[Opening Dataset records section]

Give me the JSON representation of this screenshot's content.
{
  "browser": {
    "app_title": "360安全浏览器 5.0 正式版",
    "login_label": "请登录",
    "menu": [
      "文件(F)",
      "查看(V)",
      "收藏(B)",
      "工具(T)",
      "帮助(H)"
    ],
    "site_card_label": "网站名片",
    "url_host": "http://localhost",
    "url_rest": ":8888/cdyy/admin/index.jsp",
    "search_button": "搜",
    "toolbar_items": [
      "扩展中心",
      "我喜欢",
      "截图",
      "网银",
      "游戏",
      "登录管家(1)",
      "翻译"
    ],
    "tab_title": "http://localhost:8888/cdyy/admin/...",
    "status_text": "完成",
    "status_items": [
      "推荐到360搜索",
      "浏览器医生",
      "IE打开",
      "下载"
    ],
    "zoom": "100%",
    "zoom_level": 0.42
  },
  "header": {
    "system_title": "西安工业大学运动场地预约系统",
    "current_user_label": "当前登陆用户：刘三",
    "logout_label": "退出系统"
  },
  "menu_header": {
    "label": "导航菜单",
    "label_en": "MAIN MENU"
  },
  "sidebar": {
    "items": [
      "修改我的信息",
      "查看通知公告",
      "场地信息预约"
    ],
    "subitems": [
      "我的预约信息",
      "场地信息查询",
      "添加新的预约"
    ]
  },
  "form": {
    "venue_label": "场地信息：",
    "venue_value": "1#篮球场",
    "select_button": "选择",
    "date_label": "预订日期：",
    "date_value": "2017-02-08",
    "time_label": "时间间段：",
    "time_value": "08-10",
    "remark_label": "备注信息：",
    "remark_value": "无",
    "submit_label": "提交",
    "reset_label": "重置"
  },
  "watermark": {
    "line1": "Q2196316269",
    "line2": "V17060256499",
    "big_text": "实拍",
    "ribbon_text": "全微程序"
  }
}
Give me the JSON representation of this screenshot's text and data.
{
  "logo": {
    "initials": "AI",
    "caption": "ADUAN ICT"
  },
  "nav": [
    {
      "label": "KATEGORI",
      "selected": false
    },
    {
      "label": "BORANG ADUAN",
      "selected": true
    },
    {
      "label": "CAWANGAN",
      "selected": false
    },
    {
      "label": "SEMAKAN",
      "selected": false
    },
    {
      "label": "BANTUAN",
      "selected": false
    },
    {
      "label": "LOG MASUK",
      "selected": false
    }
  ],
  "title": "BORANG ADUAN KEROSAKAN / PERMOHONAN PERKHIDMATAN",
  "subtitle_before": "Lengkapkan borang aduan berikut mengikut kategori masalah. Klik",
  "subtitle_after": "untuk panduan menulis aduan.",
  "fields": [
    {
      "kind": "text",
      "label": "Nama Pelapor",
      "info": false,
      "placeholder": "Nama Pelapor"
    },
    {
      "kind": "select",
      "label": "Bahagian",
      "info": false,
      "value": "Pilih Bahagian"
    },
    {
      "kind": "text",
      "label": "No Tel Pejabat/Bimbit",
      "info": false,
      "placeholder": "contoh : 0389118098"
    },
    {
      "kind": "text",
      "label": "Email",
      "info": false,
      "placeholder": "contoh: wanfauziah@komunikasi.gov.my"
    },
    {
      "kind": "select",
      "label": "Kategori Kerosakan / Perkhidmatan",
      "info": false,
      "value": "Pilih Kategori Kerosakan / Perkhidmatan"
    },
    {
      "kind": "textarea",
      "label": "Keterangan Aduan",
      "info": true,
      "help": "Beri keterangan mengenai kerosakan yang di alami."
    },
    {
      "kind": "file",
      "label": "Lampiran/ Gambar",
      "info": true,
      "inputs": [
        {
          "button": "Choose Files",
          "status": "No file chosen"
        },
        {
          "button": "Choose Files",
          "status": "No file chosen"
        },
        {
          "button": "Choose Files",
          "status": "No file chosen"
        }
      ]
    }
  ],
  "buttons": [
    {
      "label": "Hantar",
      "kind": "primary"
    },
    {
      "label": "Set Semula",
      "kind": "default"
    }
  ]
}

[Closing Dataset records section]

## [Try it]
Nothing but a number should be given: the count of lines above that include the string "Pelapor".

## [Expected answer]
2